Data records for software interfaces
##############################

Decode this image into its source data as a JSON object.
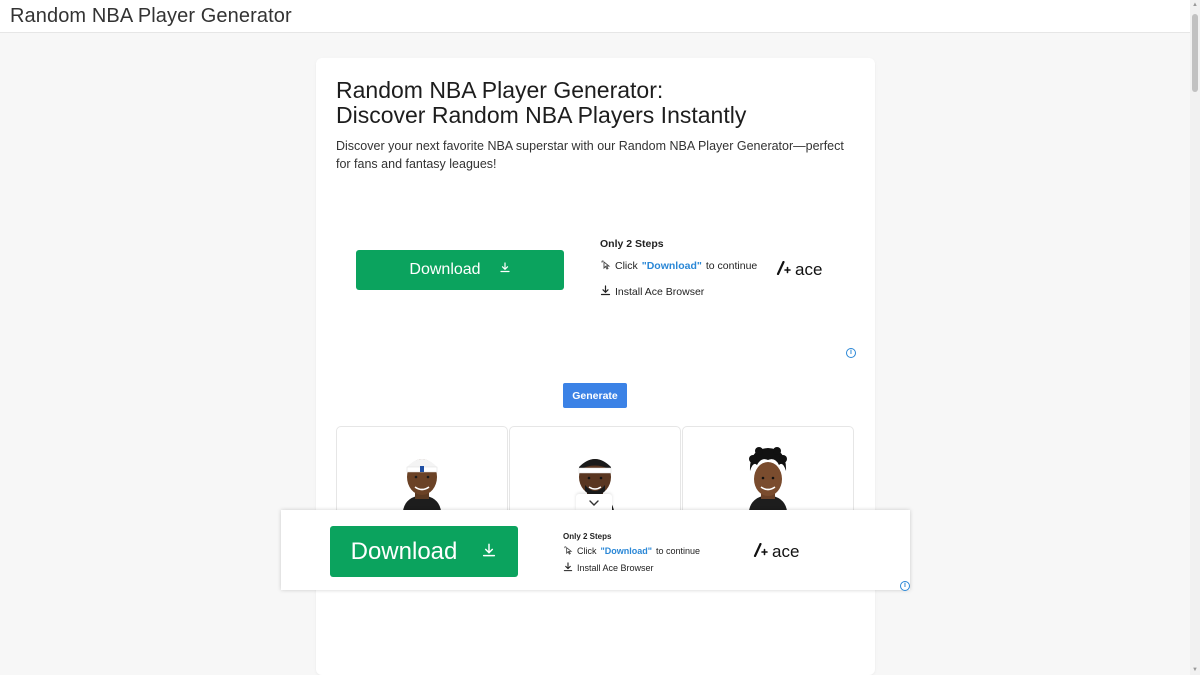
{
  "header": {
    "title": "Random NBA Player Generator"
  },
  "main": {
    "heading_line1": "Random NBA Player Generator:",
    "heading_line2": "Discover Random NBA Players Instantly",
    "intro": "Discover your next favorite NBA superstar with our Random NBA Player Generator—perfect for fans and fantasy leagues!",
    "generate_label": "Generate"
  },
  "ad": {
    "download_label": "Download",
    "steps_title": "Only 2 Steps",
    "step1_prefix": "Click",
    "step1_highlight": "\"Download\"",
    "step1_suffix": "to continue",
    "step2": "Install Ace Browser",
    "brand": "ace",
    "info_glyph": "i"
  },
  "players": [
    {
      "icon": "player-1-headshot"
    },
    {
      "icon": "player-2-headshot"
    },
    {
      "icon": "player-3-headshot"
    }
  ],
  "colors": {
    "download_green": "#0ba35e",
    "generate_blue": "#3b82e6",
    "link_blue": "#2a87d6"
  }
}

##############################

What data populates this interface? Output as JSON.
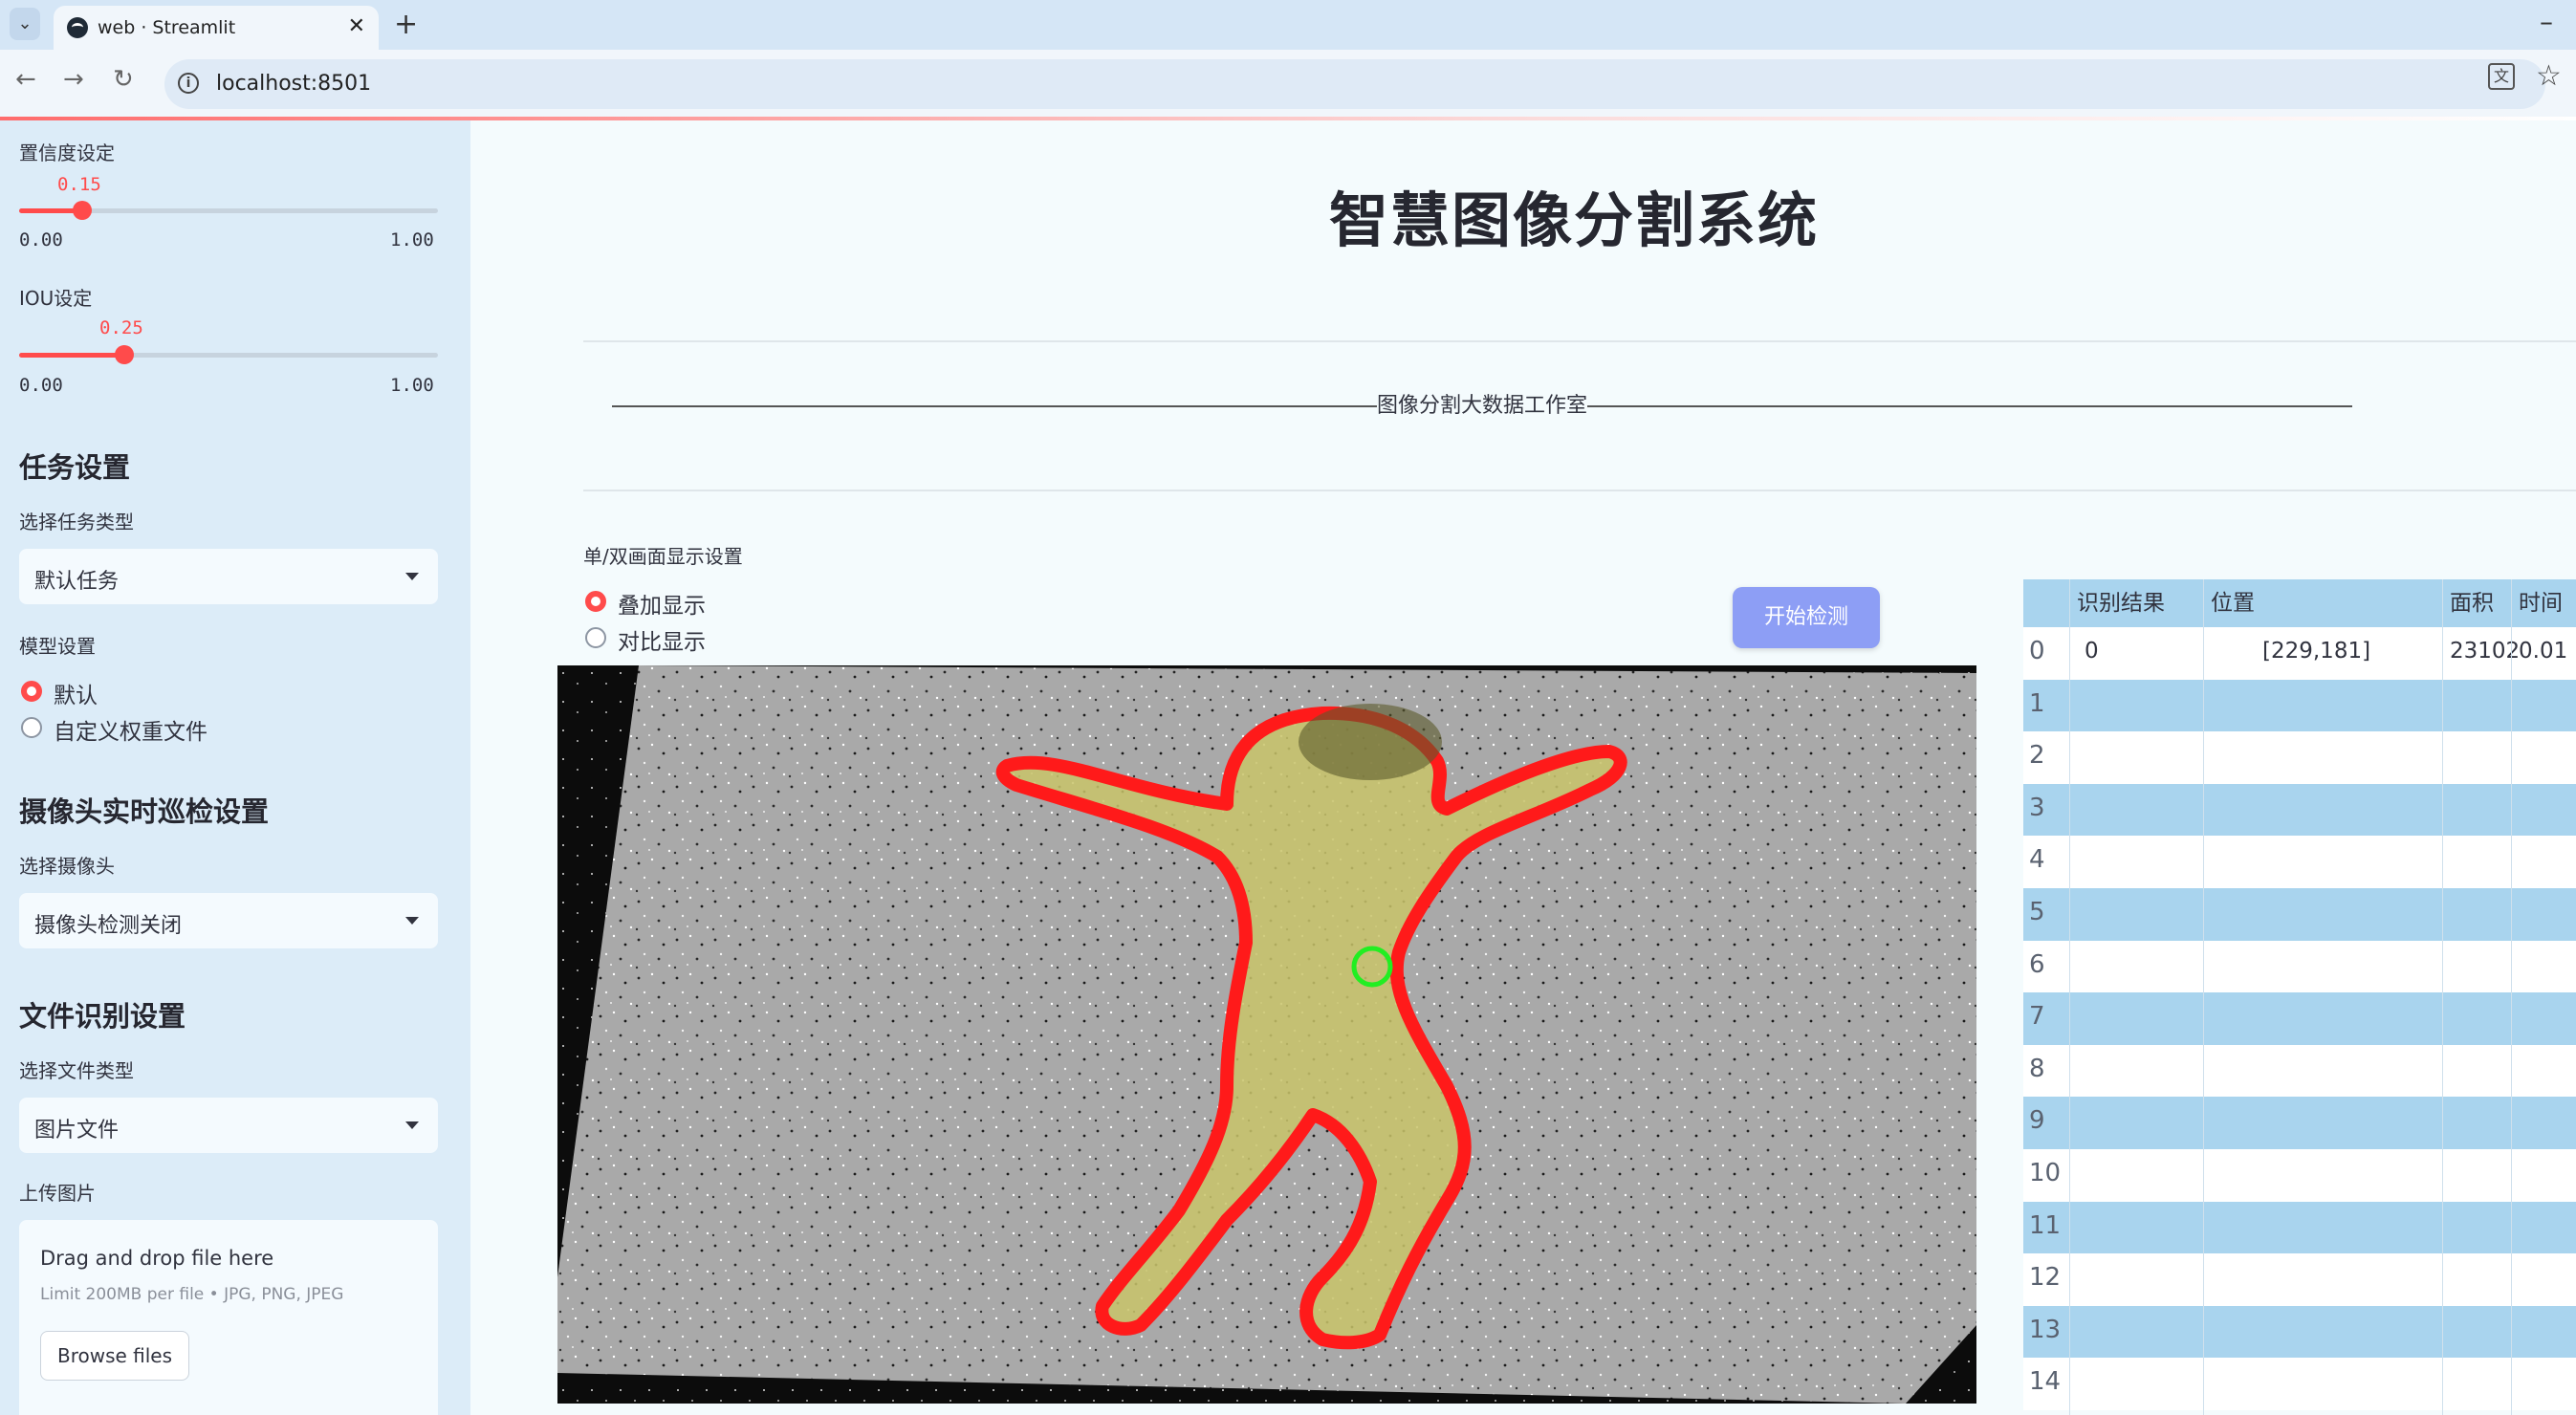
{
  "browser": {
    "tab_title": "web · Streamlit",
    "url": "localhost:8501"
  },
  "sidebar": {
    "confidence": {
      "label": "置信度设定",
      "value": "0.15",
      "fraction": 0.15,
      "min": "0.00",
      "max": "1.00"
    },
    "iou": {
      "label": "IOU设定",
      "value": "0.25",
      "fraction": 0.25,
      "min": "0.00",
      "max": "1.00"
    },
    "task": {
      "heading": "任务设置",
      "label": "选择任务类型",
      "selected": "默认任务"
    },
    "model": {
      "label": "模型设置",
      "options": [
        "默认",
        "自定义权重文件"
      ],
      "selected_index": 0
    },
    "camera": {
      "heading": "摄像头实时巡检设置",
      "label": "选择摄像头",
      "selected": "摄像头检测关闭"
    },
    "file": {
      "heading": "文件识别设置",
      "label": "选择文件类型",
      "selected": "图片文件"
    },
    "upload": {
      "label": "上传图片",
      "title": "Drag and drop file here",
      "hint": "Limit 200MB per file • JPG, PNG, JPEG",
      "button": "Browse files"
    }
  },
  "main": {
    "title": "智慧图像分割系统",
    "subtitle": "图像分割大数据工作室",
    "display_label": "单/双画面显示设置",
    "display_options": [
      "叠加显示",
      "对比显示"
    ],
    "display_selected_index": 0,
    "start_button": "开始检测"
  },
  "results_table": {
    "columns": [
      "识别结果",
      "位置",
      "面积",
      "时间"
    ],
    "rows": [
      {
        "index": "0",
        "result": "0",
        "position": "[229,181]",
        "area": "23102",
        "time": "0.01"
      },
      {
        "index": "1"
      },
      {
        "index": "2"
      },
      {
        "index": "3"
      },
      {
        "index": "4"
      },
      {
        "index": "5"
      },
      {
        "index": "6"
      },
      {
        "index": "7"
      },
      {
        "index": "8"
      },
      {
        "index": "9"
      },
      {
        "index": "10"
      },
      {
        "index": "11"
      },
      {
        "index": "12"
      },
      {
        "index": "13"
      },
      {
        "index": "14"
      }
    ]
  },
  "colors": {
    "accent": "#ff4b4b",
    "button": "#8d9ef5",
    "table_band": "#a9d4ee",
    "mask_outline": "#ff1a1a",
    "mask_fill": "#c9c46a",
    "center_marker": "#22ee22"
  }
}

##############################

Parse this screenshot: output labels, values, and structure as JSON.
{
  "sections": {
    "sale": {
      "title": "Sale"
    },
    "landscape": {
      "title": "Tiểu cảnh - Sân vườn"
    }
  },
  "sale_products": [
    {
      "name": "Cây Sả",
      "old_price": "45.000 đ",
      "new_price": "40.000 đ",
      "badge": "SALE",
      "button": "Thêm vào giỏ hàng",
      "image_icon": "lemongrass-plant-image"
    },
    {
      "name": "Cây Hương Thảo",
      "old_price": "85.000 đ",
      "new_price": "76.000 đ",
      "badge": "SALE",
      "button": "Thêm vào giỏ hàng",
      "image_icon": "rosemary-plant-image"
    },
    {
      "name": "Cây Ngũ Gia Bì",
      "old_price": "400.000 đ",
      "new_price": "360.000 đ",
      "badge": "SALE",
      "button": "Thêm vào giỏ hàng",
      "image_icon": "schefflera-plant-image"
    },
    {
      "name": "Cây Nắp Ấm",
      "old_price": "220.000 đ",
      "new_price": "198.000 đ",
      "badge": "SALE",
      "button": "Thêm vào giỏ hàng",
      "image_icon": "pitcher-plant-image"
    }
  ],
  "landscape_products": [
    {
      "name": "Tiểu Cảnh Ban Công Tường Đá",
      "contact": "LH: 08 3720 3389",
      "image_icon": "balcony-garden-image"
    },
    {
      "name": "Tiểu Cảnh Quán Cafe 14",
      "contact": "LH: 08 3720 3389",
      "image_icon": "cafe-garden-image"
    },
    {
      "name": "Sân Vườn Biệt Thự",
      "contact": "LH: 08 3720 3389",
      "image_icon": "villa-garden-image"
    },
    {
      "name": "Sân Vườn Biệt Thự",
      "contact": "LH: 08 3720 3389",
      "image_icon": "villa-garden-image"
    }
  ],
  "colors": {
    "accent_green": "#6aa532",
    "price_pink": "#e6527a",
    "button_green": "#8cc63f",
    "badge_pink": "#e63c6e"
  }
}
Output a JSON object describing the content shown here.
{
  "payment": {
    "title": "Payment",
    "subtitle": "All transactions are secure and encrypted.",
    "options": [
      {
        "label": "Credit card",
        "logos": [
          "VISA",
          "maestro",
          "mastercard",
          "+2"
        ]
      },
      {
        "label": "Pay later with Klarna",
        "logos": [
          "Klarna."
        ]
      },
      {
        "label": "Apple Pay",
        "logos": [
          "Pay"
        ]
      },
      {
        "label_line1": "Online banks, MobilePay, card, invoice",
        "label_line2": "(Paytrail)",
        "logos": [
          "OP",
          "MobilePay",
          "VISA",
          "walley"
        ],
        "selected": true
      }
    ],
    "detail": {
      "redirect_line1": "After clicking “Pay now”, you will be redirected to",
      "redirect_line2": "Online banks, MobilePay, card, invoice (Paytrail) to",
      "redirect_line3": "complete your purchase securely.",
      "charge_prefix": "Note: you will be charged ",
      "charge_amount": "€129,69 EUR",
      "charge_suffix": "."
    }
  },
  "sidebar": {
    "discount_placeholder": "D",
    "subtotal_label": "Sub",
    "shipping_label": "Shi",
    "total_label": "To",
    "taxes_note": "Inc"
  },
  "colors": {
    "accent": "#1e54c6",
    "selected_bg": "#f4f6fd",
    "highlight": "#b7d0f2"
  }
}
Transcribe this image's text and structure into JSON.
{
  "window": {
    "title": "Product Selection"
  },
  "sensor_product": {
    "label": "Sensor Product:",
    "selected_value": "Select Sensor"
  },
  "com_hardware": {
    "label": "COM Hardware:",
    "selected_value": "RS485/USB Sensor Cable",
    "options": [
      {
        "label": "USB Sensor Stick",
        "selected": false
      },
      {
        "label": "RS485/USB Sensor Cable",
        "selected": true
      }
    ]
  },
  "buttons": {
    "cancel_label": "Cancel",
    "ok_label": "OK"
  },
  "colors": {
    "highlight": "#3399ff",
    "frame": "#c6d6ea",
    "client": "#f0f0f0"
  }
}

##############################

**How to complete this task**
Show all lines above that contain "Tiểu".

**Result**
      "title": "Tiểu cảnh - Sân vườn"
      "name": "Tiểu Cảnh Ban Công Tường Đá",
      "name": "Tiểu Cảnh Quán Cafe 14",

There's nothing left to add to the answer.